**Data for this exercise**
+++++

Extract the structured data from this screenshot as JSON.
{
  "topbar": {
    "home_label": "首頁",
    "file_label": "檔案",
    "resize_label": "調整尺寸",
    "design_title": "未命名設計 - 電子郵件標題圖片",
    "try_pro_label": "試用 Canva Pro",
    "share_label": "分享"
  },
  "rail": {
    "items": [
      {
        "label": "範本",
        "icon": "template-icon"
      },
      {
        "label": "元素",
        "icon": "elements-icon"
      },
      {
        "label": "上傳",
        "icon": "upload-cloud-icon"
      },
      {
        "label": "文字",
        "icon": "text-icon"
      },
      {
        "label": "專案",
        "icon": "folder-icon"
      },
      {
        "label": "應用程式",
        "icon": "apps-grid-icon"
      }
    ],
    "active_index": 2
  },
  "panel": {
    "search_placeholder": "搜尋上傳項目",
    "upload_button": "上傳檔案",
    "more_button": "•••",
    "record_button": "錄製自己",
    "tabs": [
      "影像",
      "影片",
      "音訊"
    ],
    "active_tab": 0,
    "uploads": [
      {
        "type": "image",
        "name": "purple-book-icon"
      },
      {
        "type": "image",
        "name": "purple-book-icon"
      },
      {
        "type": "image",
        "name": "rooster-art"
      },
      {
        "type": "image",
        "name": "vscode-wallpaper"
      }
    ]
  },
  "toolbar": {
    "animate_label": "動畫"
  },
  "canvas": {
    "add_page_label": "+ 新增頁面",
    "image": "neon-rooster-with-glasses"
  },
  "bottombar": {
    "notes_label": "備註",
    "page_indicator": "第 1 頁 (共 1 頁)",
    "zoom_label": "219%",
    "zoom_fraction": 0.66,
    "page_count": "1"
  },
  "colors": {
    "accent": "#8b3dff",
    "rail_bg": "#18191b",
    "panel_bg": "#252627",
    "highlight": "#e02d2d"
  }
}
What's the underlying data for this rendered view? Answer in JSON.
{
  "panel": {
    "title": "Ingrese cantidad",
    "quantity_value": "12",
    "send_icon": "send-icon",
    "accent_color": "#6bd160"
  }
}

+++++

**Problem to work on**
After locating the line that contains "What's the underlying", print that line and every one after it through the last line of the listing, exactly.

**Answer box**
What's the underlying data for this rendered view? Answer in JSON.
{
  "panel": {
    "title": "Ingrese cantidad",
    "quantity_value": "12",
    "send_icon": "send-icon",
    "accent_color": "#6bd160"
  }
}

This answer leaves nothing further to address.